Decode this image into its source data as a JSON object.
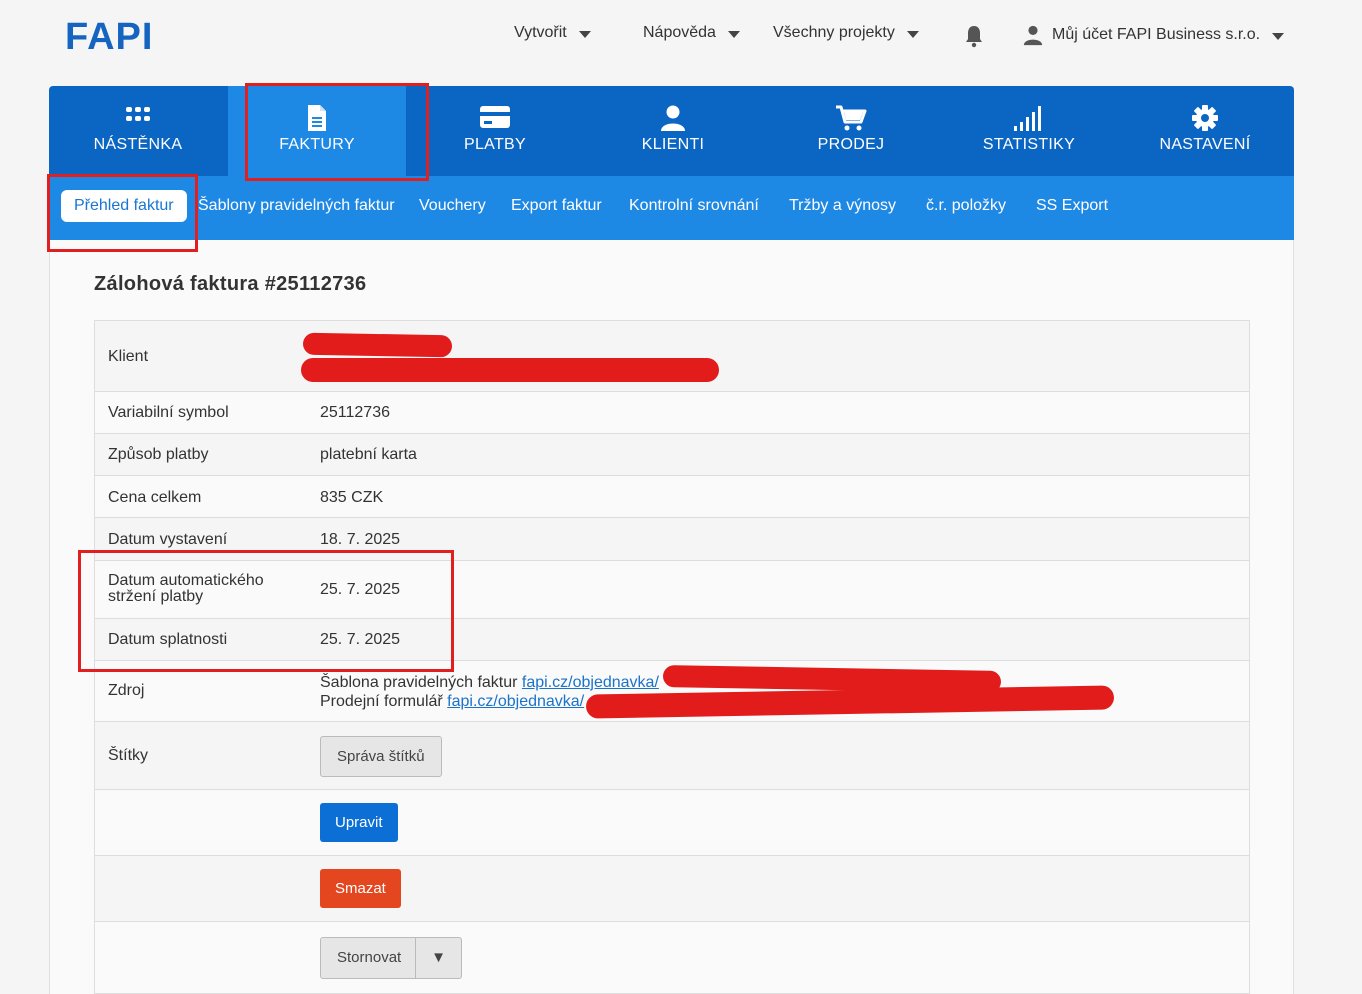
{
  "header": {
    "logo": "FAPI",
    "create": "Vytvořit",
    "help": "Nápověda",
    "projects": "Všechny projekty",
    "account": "Můj účet FAPI Business s.r.o."
  },
  "main_nav": [
    {
      "label": "NÁSTĚNKA",
      "icon": "dashboard-grid-icon"
    },
    {
      "label": "FAKTURY",
      "icon": "invoice-document-icon"
    },
    {
      "label": "PLATBY",
      "icon": "credit-card-icon"
    },
    {
      "label": "KLIENTI",
      "icon": "person-icon"
    },
    {
      "label": "PRODEJ",
      "icon": "shopping-cart-icon"
    },
    {
      "label": "STATISTIKY",
      "icon": "bar-signal-icon"
    },
    {
      "label": "NASTAVENÍ",
      "icon": "gear-icon"
    }
  ],
  "sub_nav": [
    "Přehled faktur",
    "Šablony pravidelných faktur",
    "Vouchery",
    "Export faktur",
    "Kontrolní srovnání",
    "Tržby a výnosy",
    "č.r. položky",
    "SS Export"
  ],
  "invoice": {
    "title": "Zálohová faktura #25112736",
    "rows": {
      "client_label": "Klient",
      "vs_label": "Variabilní symbol",
      "vs_value": "25112736",
      "payment_label": "Způsob platby",
      "payment_value": "platební karta",
      "total_label": "Cena celkem",
      "total_value": "835 CZK",
      "issued_label": "Datum vystavení",
      "issued_value": "18. 7. 2025",
      "auto_label_1": "Datum automatického",
      "auto_label_2": "stržení platby",
      "auto_value": "25. 7. 2025",
      "due_label": "Datum splatnosti",
      "due_value": "25. 7. 2025",
      "source_label": "Zdroj",
      "source_line1_text": "Šablona pravidelných faktur",
      "source_line1_link": "fapi.cz/objednavka/",
      "source_line2_text": "Prodejní formulář",
      "source_line2_link": "fapi.cz/objednavka/",
      "tags_label": "Štítky"
    },
    "buttons": {
      "tags": "Správa štítků",
      "edit": "Upravit",
      "delete": "Smazat",
      "cancel": "Stornovat",
      "cancel_arrow": "▼"
    }
  },
  "colors": {
    "brand": "#1565c0",
    "nav": "#0b66c3",
    "subnav": "#1e88e5",
    "delete": "#e4471f",
    "highlight": "#e02020"
  }
}
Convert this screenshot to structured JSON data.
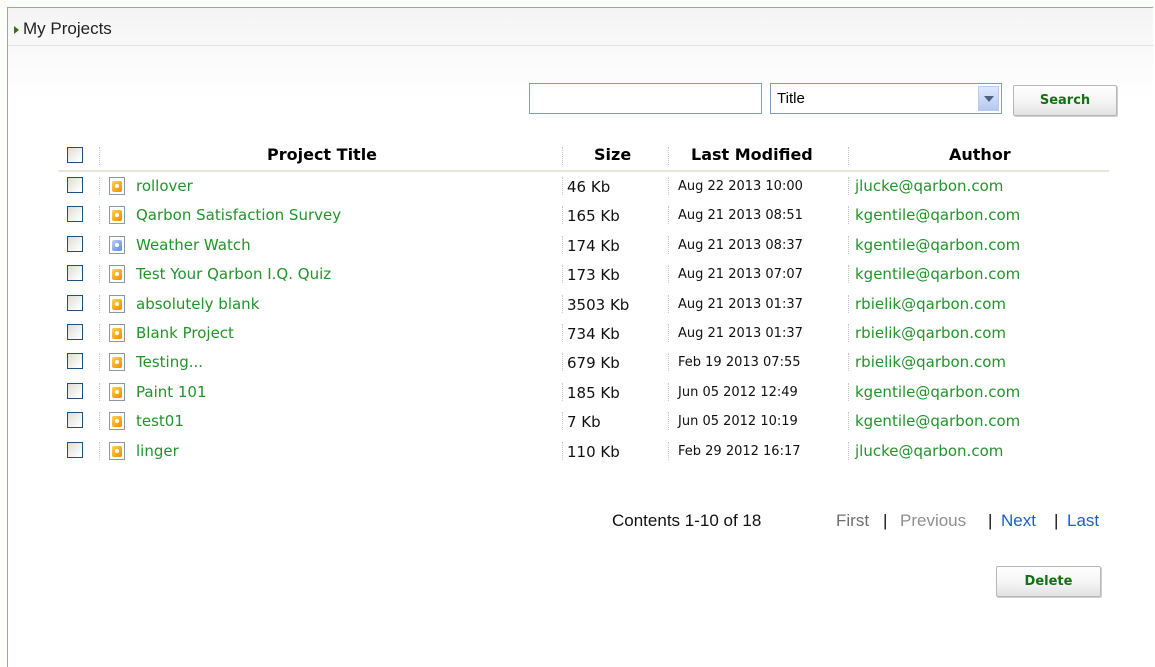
{
  "panel": {
    "title": "My Projects"
  },
  "search": {
    "input_value": "",
    "field_selected": "Title",
    "button_label": "Search"
  },
  "table": {
    "columns": [
      "Project Title",
      "Size",
      "Last Modified",
      "Author"
    ],
    "rows": [
      {
        "title": "rollover",
        "size": "46 Kb",
        "modified": "Aug 22 2013 10:00",
        "author": "jlucke@qarbon.com",
        "icon": "captivate-project-icon"
      },
      {
        "title": "Qarbon Satisfaction Survey",
        "size": "165 Kb",
        "modified": "Aug 21 2013 08:51",
        "author": "kgentile@qarbon.com",
        "icon": "captivate-project-icon"
      },
      {
        "title": "Weather Watch",
        "size": "174 Kb",
        "modified": "Aug 21 2013 08:37",
        "author": "kgentile@qarbon.com",
        "icon": "blue-project-icon"
      },
      {
        "title": "Test Your Qarbon I.Q. Quiz",
        "size": "173 Kb",
        "modified": "Aug 21 2013 07:07",
        "author": "kgentile@qarbon.com",
        "icon": "captivate-project-icon"
      },
      {
        "title": "absolutely blank",
        "size": "3503 Kb",
        "modified": "Aug 21 2013 01:37",
        "author": "rbielik@qarbon.com",
        "icon": "captivate-project-icon"
      },
      {
        "title": "Blank Project",
        "size": "734 Kb",
        "modified": "Aug 21 2013 01:37",
        "author": "rbielik@qarbon.com",
        "icon": "captivate-project-icon"
      },
      {
        "title": "Testing...",
        "size": "679 Kb",
        "modified": "Feb 19 2013 07:55",
        "author": "rbielik@qarbon.com",
        "icon": "captivate-project-icon"
      },
      {
        "title": "Paint 101",
        "size": "185 Kb",
        "modified": "Jun 05 2012 12:49",
        "author": "kgentile@qarbon.com",
        "icon": "captivate-project-icon"
      },
      {
        "title": "test01",
        "size": "7 Kb",
        "modified": "Jun 05 2012 10:19",
        "author": "kgentile@qarbon.com",
        "icon": "captivate-project-icon"
      },
      {
        "title": "linger",
        "size": "110 Kb",
        "modified": "Feb 29 2012 16:17",
        "author": "jlucke@qarbon.com",
        "icon": "captivate-project-icon"
      }
    ]
  },
  "pagination": {
    "summary": "Contents 1-10 of 18",
    "first": "First",
    "previous": "Previous",
    "next": "Next",
    "last": "Last",
    "separator": "|"
  },
  "actions": {
    "delete_label": "Delete"
  },
  "colors": {
    "link_green": "#22942a",
    "link_blue": "#1c5fc4",
    "frame_green": "#59d659"
  }
}
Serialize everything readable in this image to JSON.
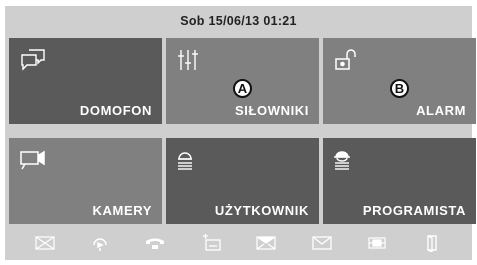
{
  "header": {
    "datetime": "Sob 15/06/13 01:21"
  },
  "tiles": [
    {
      "label": "DOMOFON",
      "icon": "intercom-chat-icon",
      "bg": "#5a5a5a"
    },
    {
      "label": "SIŁOWNIKI",
      "icon": "sliders-icon",
      "bg": "#808080"
    },
    {
      "label": "ALARM",
      "icon": "unlocked-padlock-icon",
      "bg": "#808080"
    },
    {
      "label": "KAMERY",
      "icon": "video-camera-icon",
      "bg": "#808080"
    },
    {
      "label": "UŻYTKOWNIK",
      "icon": "user-icon",
      "bg": "#5a5a5a"
    },
    {
      "label": "PROGRAMISTA",
      "icon": "installer-icon",
      "bg": "#5a5a5a"
    }
  ],
  "annotations": {
    "a": "A",
    "b": "B"
  },
  "bottom_bar": [
    {
      "icon": "envelope-crossed-icon"
    },
    {
      "icon": "speaker-icon"
    },
    {
      "icon": "phone-icon"
    },
    {
      "icon": "answering-machine-icon"
    },
    {
      "icon": "message-icon"
    },
    {
      "icon": "mail-icon"
    },
    {
      "icon": "gate-icon"
    },
    {
      "icon": "door-icon"
    }
  ],
  "colors": {
    "panel_bg": "#cfcfcf",
    "tile_dark": "#5a5a5a",
    "tile_light": "#808080",
    "icon_fg": "#ffffff"
  }
}
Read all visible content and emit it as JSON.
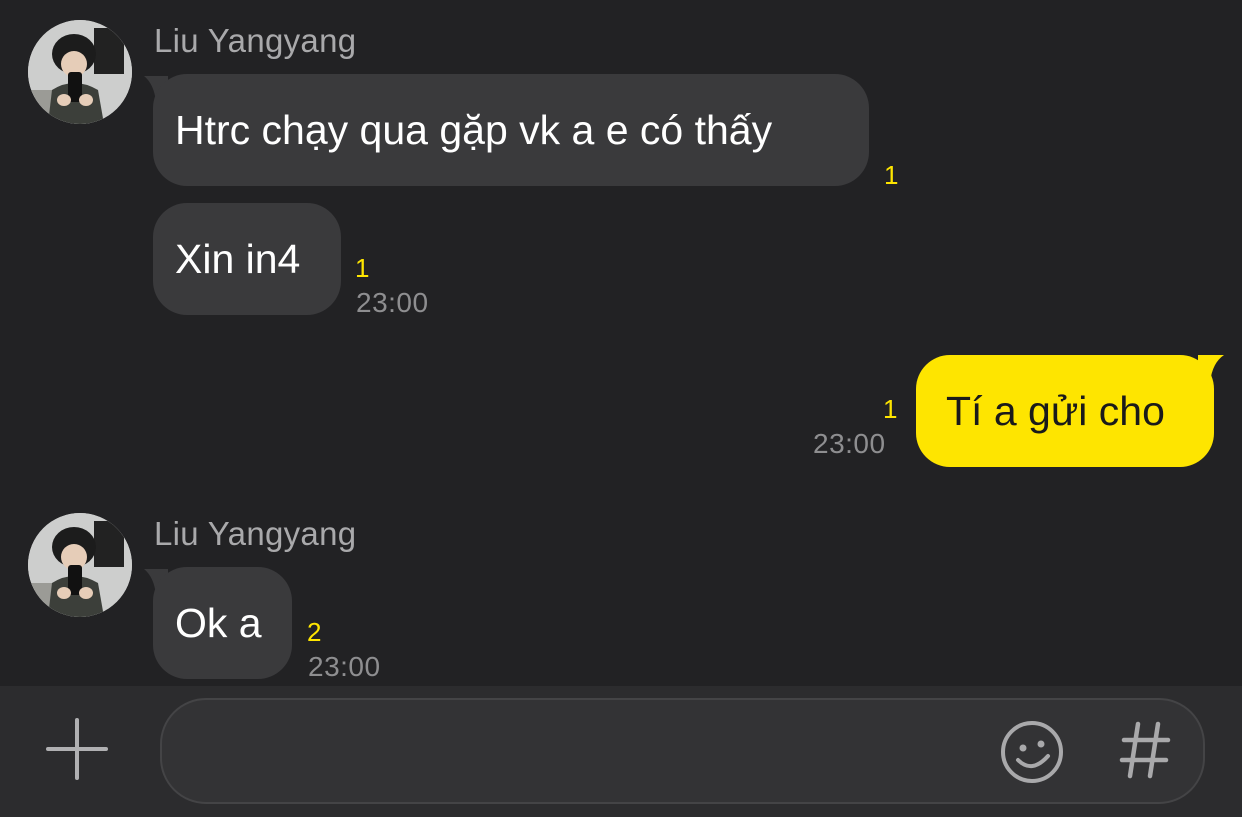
{
  "messages": [
    {
      "type": "sender",
      "name": "Liu Yangyang"
    },
    {
      "type": "incoming",
      "text": "Htrc chạy qua gặp vk a e có thấy",
      "unread": "1"
    },
    {
      "type": "incoming",
      "text": "Xin in4",
      "unread": "1",
      "time": "23:00"
    },
    {
      "type": "outgoing",
      "text": "Tí a gửi cho",
      "unread": "1",
      "time": "23:00"
    },
    {
      "type": "sender",
      "name": "Liu Yangyang"
    },
    {
      "type": "incoming",
      "text": "Ok a",
      "unread": "2",
      "time": "23:00"
    }
  ],
  "input": {
    "placeholder": ""
  },
  "icons": {
    "attach": "plus-icon",
    "emoji": "smiley-icon",
    "hashtag": "hash-icon"
  },
  "colors": {
    "background": "#222224",
    "incoming_bubble": "#3a3a3c",
    "outgoing_bubble": "#fee500",
    "unread": "#fee500"
  }
}
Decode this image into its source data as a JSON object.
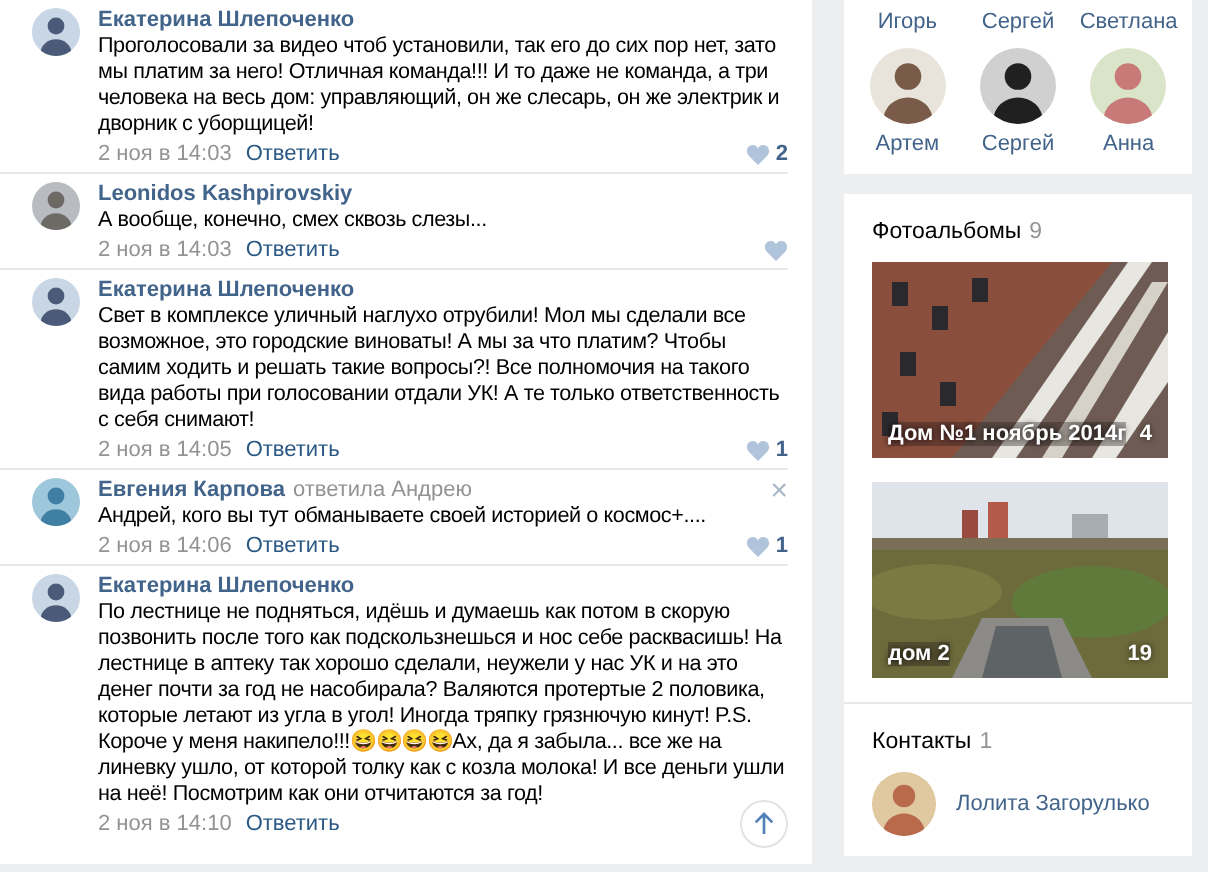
{
  "comments": [
    {
      "author": "Екатерина Шлепоченко",
      "text": "Проголосовали за видео чтоб установили, так его до сих пор нет, зато мы платим за него! Отличная команда!!! И то даже не команда, а три человека на весь дом: управляющий, он же слесарь, он же электрик и дворник с уборщицей!",
      "date": "2 ноя в 14:03",
      "reply_label": "Ответить",
      "like_button": true,
      "likes": "2"
    },
    {
      "author": "Leonidos Kashpirovskiy",
      "text": "А вообще, конечно, смех сквозь слезы...",
      "date": "2 ноя в 14:03",
      "reply_label": "Ответить",
      "like_button": true
    },
    {
      "author": "Екатерина Шлепоченко",
      "text": "Свет в комплексе уличный наглухо отрубили! Мол мы сделали все возможное, это городские виноваты! А мы за что платим? Чтобы самим ходить и решать такие вопросы?! Все полномочия на такого вида работы при голосовании отдали УК! А те только ответственность с себя снимают!",
      "date": "2 ноя в 14:05",
      "reply_label": "Ответить",
      "like_button": true,
      "likes": "1"
    },
    {
      "author": "Евгения Карпова",
      "reply_to": "ответила Андрею",
      "close": "×",
      "text": "Андрей, кого вы тут обманываете своей историей о космос+....",
      "date": "2 ноя в 14:06",
      "reply_label": "Ответить",
      "like_button": true,
      "likes": "1"
    },
    {
      "author": "Екатерина Шлепоченко",
      "text": "По лестнице не подняться, идёшь и думаешь как потом в скорую позвонить после того как подскользнешься и нос себе расквасишь! На лестнице в аптеку так хорошо сделали, неужели у нас УК и на это денег почти за год не насобирала? Валяются протертые 2 половика, которые летают из угла в угол! Иногда тряпку грязнючую кинут! P.S. Короче у меня накипело!!!😆😆😆😆Ах, да я забыла... все же на линевку ушло, от которой толку как с козла молока! И все деньги ушли на неё! Посмотрим как они отчитаются за год!",
      "date": "2 ноя в 14:10",
      "reply_label": "Ответить",
      "like_button": false
    }
  ],
  "scroll_up_button": true,
  "friends": {
    "cut_names": [
      "Игорь",
      "Сергей",
      "Светлана"
    ],
    "people": [
      {
        "name": "Артем"
      },
      {
        "name": "Сергей"
      },
      {
        "name": "Анна"
      }
    ]
  },
  "photo_albums": {
    "title": "Фотоальбомы",
    "count": "9",
    "items": [
      {
        "title": "Дом №1 ноябрь 2014г",
        "count": "4"
      },
      {
        "title": "дом 2",
        "count": "19"
      }
    ]
  },
  "contacts": {
    "title": "Контакты",
    "count": "1",
    "items": [
      {
        "name": "Лолита Загорулько"
      }
    ]
  }
}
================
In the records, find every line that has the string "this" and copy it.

▶ **REPLY**:
Decode this image into its source data as a JSON object.
Convert this screenshot to structured JSON data.
Serialize everything readable in this image to JSON.
Decode this image into its source data as a JSON object.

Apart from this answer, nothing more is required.